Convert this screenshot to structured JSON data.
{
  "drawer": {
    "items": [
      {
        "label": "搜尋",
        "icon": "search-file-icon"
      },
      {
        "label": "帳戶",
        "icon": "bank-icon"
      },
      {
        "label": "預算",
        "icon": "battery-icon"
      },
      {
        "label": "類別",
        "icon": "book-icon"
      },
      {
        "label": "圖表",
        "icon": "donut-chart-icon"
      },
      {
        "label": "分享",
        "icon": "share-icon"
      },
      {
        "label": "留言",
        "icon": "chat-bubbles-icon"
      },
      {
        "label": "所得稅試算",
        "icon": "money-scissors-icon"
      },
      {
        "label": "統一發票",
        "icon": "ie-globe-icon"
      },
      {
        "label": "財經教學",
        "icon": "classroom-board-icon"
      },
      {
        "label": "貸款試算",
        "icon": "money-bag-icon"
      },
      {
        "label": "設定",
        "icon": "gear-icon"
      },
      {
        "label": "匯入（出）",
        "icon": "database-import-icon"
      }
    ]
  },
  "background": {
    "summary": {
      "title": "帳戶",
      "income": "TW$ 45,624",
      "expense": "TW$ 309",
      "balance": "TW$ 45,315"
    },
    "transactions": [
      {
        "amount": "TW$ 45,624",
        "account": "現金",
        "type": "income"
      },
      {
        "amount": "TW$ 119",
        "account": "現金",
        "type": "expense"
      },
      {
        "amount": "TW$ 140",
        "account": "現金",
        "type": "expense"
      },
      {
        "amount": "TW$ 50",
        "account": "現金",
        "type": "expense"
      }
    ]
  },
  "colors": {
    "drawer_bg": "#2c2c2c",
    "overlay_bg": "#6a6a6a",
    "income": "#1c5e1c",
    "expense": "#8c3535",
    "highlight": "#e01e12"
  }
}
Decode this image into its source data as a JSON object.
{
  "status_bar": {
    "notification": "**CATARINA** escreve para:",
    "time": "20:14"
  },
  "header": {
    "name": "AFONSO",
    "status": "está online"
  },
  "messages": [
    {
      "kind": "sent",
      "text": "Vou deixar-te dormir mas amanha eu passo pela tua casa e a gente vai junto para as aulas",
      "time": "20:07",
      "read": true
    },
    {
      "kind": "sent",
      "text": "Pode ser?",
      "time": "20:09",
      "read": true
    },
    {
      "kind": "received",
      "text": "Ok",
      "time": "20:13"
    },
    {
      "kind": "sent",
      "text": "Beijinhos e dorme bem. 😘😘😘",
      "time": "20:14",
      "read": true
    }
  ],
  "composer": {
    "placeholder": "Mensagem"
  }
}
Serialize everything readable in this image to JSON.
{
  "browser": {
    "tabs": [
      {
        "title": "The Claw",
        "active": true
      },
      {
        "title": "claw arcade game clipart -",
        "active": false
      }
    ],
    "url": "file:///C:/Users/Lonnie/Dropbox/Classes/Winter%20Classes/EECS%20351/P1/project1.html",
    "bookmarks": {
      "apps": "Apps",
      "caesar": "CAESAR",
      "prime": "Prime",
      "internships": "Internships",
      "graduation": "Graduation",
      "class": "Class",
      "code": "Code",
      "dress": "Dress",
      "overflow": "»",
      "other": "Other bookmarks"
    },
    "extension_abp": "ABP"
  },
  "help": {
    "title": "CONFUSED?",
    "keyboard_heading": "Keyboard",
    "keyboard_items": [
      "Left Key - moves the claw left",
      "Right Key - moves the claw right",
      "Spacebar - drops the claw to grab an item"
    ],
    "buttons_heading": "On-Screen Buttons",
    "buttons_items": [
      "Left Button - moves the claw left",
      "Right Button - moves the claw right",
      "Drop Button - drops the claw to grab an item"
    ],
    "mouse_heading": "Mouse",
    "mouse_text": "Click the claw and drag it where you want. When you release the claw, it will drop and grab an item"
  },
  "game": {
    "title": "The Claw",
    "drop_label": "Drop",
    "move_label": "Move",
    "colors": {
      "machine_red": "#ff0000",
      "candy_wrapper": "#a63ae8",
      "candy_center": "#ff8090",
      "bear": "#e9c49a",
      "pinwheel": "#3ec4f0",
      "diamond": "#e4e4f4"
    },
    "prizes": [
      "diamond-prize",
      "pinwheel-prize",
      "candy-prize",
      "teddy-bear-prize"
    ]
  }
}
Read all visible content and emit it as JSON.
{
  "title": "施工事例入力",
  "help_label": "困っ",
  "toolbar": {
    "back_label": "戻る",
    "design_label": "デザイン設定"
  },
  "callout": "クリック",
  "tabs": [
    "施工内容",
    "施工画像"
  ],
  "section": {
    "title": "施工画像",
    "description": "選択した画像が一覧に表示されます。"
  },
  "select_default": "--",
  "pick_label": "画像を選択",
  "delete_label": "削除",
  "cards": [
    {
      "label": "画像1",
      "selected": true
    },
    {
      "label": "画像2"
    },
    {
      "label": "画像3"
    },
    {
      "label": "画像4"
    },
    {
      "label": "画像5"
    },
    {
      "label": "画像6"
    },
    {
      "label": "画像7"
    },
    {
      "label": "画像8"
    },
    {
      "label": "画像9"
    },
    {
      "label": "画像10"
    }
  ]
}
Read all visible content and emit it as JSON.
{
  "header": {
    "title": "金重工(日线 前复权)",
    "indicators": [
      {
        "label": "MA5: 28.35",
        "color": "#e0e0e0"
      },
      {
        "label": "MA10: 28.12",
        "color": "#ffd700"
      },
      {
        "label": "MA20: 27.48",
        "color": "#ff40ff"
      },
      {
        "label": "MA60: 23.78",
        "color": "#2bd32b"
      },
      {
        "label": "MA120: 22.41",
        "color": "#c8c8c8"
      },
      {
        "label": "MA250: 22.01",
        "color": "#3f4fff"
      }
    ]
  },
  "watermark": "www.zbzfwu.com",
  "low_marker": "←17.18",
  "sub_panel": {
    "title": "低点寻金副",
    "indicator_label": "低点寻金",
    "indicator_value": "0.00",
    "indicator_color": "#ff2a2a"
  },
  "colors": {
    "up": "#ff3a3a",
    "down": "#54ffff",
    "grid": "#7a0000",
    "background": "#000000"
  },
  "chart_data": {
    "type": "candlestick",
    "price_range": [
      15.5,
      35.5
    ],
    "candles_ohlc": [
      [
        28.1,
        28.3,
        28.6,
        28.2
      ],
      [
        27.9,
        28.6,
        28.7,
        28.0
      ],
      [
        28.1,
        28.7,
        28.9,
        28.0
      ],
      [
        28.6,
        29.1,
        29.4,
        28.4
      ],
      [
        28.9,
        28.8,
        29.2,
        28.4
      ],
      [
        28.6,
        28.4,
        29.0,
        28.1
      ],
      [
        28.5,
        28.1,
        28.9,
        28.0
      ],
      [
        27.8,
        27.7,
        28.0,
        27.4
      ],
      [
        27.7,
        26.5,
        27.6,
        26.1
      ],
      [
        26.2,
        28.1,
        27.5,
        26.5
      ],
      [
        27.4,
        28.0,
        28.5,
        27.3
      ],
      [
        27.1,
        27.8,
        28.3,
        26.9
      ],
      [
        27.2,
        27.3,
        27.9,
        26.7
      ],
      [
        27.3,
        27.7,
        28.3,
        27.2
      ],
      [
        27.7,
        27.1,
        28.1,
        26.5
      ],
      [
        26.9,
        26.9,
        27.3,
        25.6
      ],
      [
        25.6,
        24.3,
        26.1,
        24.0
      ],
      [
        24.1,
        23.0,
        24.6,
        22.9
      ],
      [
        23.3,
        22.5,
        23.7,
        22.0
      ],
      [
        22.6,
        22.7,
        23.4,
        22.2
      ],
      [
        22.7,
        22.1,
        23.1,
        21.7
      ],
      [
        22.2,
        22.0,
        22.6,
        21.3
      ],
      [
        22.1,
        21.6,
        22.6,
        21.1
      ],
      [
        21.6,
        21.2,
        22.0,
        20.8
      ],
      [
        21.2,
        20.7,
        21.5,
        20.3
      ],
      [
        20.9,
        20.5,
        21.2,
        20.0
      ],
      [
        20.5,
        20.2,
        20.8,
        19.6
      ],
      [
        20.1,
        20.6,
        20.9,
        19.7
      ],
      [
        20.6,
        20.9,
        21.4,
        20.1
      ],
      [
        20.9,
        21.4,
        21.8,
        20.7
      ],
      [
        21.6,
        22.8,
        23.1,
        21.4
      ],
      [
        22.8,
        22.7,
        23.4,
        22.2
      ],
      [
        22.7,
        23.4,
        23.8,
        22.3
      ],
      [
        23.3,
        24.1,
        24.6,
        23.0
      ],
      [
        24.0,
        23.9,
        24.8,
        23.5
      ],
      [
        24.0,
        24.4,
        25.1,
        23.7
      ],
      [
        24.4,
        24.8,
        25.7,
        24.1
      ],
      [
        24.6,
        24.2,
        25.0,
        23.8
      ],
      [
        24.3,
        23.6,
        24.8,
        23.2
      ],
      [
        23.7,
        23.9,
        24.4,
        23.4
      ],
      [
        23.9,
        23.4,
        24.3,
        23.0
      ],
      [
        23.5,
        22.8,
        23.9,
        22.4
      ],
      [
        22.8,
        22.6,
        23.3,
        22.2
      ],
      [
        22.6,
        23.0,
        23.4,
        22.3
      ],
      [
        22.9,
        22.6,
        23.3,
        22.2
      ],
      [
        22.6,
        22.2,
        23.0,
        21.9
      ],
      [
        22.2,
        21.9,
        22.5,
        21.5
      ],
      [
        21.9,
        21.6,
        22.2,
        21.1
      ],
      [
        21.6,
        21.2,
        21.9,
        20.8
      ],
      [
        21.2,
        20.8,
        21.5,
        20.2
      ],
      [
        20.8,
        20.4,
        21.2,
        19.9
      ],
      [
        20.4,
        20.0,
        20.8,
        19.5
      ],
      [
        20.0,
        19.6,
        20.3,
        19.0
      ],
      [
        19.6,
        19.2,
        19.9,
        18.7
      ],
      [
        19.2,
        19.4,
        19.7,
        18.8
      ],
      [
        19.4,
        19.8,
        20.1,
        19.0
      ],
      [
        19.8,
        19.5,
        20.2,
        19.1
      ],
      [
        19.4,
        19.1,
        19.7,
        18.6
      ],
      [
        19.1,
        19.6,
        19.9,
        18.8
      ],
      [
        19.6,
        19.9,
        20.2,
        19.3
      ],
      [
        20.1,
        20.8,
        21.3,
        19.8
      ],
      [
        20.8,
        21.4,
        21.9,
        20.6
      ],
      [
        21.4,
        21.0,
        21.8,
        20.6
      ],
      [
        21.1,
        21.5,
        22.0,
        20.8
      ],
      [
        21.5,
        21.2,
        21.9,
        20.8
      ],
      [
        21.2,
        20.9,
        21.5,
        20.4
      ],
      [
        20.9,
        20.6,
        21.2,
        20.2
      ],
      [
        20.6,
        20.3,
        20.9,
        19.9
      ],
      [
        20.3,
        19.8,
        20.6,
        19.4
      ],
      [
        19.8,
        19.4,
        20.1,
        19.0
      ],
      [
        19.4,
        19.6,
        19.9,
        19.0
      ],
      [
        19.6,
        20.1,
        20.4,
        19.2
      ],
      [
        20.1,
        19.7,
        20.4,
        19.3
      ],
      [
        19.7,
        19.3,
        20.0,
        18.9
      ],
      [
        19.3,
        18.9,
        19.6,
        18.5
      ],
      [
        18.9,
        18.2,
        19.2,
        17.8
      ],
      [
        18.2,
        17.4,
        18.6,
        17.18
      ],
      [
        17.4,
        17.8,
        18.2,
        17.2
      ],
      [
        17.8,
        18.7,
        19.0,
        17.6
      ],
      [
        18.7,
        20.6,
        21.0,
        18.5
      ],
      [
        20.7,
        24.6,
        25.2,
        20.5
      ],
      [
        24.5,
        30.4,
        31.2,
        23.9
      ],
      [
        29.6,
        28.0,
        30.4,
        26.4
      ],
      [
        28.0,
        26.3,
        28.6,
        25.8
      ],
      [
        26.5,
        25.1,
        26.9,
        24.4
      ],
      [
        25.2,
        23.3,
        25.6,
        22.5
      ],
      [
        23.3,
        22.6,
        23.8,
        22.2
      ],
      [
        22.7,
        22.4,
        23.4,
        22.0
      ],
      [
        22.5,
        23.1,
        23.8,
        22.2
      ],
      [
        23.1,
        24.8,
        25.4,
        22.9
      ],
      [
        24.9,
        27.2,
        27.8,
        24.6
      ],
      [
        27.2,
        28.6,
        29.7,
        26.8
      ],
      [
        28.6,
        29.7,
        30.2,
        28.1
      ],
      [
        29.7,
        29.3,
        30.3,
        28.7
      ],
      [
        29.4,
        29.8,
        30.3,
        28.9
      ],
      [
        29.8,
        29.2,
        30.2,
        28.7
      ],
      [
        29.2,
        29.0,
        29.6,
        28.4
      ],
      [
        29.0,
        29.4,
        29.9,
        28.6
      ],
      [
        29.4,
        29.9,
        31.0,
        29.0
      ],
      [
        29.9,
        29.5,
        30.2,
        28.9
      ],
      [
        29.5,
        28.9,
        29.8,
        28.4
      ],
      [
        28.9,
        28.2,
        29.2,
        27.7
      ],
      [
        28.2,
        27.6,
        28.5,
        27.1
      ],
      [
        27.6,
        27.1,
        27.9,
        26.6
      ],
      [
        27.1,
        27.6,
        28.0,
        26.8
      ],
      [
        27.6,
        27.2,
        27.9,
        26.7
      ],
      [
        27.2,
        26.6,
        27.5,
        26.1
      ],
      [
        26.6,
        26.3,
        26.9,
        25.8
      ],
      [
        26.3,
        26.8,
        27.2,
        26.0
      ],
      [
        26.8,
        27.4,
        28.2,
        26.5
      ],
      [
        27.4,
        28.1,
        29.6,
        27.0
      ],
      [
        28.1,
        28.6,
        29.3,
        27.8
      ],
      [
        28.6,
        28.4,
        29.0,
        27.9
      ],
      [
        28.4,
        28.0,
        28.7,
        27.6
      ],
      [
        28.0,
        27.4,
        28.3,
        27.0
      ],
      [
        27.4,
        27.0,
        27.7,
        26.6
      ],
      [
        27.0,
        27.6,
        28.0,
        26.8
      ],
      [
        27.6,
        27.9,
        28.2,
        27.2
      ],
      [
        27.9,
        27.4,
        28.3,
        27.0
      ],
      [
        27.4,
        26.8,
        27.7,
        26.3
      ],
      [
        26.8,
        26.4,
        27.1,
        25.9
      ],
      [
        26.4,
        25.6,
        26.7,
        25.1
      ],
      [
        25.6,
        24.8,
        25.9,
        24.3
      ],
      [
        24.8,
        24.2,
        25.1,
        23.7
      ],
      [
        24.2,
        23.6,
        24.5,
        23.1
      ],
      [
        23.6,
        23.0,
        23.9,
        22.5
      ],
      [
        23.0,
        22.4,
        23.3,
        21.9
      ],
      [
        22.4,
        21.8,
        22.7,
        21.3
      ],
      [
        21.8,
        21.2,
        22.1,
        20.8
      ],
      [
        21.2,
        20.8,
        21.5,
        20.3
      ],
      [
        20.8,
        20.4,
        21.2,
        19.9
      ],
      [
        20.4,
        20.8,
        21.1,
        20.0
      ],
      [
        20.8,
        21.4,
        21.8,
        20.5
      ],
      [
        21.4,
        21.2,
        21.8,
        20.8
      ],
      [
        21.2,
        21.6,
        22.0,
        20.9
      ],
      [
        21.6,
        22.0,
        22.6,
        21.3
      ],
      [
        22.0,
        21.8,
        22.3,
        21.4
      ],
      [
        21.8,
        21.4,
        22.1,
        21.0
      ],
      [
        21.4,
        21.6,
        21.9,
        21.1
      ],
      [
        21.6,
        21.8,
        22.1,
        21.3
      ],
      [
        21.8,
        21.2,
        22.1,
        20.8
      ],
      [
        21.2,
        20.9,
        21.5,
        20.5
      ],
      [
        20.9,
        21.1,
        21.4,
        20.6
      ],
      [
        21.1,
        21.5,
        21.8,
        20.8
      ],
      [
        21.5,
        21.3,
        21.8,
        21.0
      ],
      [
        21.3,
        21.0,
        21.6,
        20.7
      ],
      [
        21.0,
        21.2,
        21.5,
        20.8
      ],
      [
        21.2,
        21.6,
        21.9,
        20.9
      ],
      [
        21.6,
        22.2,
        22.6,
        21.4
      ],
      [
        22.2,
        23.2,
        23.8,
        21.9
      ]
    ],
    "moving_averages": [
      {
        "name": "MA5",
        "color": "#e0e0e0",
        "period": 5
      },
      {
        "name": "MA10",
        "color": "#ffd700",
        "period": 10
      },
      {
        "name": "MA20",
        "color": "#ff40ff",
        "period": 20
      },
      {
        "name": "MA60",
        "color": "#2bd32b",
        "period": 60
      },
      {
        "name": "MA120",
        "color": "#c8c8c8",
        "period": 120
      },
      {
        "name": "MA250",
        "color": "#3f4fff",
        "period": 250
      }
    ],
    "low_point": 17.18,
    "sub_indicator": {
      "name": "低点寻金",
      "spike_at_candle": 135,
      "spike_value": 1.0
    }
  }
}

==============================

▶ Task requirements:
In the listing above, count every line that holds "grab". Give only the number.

▶ Response to this exercise:
3